**Exercise**. Single out the lines of the material that contain "Guardar" and copy them.

**Exercise material**.

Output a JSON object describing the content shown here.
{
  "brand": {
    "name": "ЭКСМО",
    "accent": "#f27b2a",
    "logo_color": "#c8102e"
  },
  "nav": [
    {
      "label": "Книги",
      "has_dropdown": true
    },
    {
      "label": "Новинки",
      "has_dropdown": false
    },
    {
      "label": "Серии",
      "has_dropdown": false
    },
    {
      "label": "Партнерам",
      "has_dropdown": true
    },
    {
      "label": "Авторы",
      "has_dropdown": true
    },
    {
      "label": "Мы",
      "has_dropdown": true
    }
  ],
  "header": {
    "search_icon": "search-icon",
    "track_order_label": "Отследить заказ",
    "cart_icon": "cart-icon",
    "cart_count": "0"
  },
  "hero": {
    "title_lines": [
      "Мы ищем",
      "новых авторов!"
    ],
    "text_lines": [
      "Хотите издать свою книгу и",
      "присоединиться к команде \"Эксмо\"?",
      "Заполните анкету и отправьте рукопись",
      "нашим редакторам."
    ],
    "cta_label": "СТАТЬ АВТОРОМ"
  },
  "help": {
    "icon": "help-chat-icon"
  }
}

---

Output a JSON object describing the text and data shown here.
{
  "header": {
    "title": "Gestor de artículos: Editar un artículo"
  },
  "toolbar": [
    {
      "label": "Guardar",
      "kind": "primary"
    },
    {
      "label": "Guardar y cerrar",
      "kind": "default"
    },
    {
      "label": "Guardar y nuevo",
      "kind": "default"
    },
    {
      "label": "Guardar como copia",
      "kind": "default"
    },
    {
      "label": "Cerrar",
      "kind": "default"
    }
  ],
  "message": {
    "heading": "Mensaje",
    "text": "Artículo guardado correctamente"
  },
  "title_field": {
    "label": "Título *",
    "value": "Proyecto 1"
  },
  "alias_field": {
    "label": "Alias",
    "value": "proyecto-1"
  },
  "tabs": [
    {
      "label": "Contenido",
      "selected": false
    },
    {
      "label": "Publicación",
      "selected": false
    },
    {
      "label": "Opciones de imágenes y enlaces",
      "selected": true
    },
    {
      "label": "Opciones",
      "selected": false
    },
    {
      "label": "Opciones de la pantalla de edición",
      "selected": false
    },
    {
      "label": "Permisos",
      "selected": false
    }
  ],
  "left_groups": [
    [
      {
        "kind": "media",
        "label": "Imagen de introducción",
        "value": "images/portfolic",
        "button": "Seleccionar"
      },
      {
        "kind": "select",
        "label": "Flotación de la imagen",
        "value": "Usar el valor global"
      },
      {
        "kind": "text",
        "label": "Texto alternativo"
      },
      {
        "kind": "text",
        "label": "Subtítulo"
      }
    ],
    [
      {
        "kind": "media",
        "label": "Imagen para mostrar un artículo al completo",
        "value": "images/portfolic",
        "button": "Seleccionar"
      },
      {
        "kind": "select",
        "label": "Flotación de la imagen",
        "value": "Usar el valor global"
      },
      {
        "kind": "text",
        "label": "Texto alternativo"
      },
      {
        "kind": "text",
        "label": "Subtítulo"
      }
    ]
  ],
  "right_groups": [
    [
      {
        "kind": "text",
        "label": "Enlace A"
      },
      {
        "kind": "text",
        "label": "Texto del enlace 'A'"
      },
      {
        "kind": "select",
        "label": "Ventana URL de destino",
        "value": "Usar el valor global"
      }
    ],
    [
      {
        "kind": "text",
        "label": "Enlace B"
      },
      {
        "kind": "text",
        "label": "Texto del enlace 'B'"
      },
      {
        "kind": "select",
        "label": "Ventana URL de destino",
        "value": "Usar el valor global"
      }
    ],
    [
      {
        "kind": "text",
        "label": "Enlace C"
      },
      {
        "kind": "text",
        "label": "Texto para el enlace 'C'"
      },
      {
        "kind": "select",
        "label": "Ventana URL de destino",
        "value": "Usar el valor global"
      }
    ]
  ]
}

**Exercise solution**.
      "label": "Guardar",
      "label": "Guardar y cerrar",
      "label": "Guardar y nuevo",
      "label": "Guardar como copia",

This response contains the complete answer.